TASK TO CARRY OUT
Scan the records below, and wherever a line has the word "desc", pull it out.

Start of MATERIAL FOR THE TASK

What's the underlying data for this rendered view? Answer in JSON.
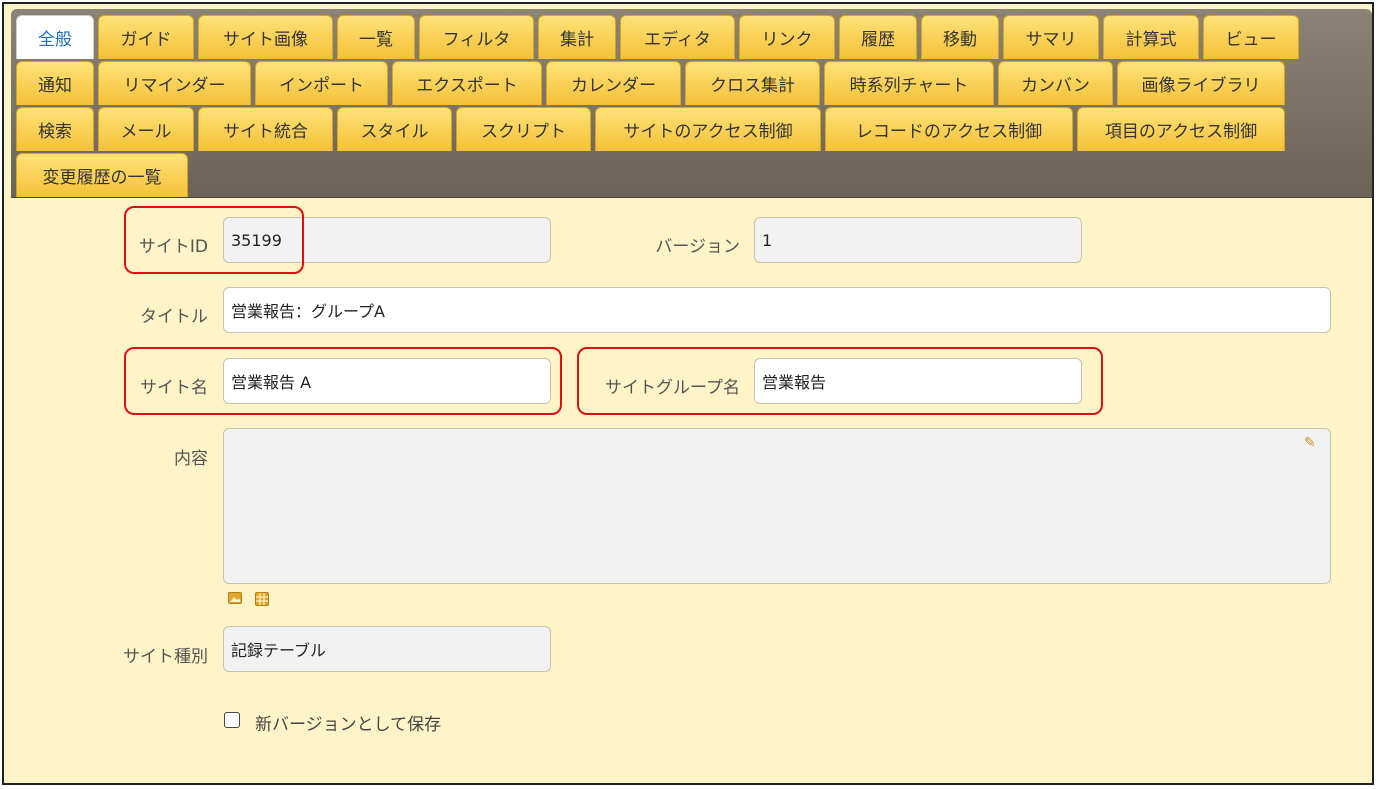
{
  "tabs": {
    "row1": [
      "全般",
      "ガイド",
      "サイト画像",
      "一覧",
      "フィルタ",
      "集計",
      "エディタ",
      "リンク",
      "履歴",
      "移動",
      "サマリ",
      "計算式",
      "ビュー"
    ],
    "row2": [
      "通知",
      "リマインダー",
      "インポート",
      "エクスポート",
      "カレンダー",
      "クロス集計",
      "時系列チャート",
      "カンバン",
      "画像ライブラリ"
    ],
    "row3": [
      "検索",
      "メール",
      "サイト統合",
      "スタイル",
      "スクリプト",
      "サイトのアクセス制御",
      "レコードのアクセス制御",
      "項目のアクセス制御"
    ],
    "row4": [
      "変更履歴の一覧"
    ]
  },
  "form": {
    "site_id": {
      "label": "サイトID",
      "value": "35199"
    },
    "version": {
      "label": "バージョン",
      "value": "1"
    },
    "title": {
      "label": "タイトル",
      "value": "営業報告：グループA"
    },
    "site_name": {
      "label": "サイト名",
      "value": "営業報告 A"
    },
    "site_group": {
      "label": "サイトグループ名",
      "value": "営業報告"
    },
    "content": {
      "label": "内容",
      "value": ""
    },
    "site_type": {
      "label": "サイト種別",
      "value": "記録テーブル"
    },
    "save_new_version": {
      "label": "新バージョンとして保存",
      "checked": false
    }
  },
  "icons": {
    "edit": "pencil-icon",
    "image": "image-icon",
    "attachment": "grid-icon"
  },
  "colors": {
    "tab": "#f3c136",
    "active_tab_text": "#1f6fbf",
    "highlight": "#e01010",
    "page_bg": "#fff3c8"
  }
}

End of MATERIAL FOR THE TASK
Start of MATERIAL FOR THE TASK

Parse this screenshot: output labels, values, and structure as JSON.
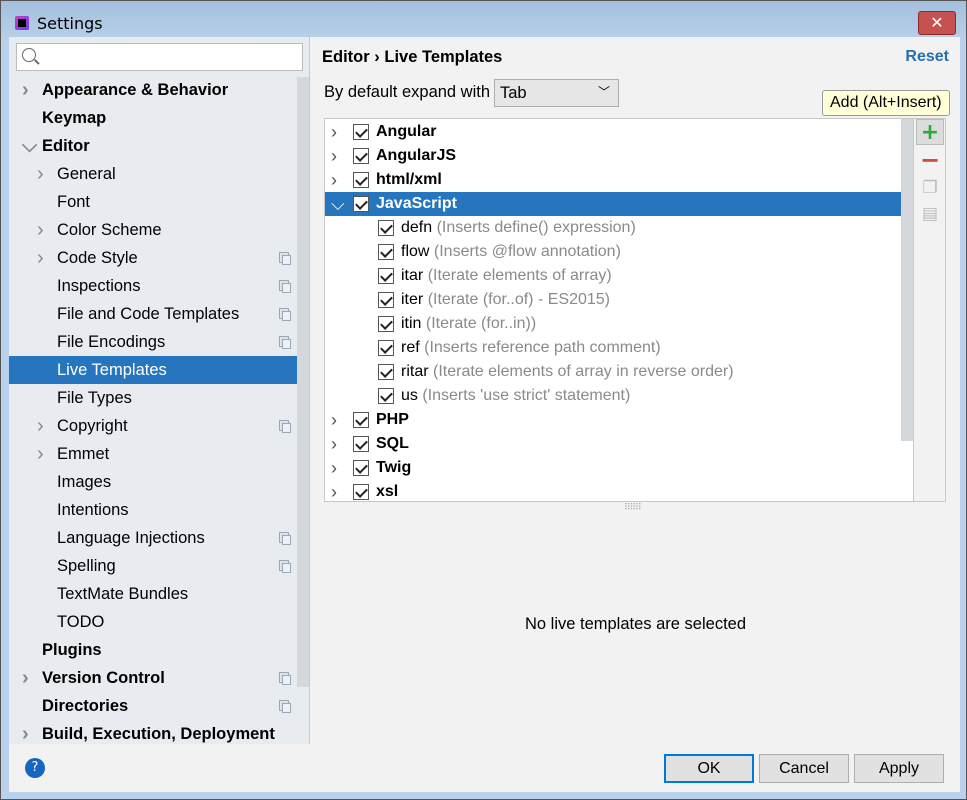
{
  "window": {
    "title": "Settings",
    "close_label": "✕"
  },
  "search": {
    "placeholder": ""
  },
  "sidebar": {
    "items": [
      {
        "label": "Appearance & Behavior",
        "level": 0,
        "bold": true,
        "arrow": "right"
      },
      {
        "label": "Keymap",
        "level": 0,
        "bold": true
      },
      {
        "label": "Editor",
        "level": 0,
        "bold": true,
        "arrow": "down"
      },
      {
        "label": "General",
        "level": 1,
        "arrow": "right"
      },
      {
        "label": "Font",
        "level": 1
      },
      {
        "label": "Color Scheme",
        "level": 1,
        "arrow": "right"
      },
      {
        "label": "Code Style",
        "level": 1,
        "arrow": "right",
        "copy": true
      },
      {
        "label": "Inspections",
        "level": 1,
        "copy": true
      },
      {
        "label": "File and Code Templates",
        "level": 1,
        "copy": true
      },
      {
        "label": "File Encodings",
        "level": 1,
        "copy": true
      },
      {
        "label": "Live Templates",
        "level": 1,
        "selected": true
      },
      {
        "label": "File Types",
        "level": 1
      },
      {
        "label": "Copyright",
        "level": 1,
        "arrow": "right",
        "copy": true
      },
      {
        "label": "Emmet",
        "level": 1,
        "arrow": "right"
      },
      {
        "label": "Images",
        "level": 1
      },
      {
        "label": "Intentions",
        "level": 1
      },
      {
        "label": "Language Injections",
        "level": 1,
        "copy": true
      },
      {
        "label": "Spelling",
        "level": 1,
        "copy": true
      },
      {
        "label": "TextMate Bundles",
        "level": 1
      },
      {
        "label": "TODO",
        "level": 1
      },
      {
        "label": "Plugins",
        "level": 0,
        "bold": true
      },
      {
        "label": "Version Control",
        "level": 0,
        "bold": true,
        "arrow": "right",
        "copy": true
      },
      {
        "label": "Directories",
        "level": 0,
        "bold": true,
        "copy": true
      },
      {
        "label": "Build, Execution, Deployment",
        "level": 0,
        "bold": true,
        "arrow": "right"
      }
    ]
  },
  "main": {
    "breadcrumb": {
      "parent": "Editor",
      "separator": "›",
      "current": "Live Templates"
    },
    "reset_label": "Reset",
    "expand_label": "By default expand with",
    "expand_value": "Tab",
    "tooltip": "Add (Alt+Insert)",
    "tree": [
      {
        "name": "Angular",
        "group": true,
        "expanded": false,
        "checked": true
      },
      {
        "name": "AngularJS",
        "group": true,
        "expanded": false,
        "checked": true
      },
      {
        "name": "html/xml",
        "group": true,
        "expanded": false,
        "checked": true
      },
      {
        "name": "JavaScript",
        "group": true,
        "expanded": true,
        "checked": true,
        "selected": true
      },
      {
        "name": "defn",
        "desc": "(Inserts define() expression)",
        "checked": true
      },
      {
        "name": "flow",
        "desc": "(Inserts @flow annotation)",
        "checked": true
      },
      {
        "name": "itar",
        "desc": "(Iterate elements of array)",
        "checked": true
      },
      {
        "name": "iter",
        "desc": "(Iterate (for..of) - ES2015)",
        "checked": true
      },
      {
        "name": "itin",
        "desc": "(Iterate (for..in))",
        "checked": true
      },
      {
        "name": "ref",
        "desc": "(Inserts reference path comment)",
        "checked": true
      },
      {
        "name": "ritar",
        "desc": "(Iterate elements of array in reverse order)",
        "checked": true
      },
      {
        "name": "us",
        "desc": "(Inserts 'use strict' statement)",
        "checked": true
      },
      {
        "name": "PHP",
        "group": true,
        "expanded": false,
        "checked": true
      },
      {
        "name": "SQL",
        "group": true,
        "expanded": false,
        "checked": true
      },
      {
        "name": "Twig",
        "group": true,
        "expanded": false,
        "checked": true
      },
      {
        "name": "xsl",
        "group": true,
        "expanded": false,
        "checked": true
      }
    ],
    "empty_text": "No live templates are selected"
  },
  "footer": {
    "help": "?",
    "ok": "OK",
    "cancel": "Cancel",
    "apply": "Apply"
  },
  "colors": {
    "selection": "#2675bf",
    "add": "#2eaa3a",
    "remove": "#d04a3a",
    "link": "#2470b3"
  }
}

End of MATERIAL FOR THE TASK
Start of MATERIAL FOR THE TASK

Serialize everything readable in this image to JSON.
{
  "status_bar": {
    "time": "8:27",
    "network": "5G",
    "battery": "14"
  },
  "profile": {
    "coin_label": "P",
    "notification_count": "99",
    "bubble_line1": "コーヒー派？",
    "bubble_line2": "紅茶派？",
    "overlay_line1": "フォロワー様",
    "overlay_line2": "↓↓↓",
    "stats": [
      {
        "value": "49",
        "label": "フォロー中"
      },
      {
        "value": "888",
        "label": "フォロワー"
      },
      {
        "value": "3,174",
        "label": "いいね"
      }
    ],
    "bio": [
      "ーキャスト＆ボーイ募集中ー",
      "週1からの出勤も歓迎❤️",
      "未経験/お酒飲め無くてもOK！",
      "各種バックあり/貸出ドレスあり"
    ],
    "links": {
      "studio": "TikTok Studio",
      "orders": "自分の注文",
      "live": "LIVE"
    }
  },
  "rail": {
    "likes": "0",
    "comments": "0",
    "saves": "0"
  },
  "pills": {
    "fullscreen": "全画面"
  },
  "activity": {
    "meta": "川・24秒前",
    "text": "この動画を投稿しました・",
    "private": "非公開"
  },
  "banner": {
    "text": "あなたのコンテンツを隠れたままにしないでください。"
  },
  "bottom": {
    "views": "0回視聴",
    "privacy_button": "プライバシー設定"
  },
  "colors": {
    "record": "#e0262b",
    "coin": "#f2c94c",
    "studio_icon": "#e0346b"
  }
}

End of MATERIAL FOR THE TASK

SOLUTION FOR THIS TASK
        "desc": "(Inserts define() expression)",
        "desc": "(Inserts @flow annotation)",
        "desc": "(Iterate elements of array)",
        "desc": "(Iterate (for..of) - ES2015)",
        "desc": "(Iterate (for..in))",
        "desc": "(Inserts reference path comment)",
        "desc": "(Iterate elements of array in reverse order)",
        "desc": "(Inserts 'use strict' statement)",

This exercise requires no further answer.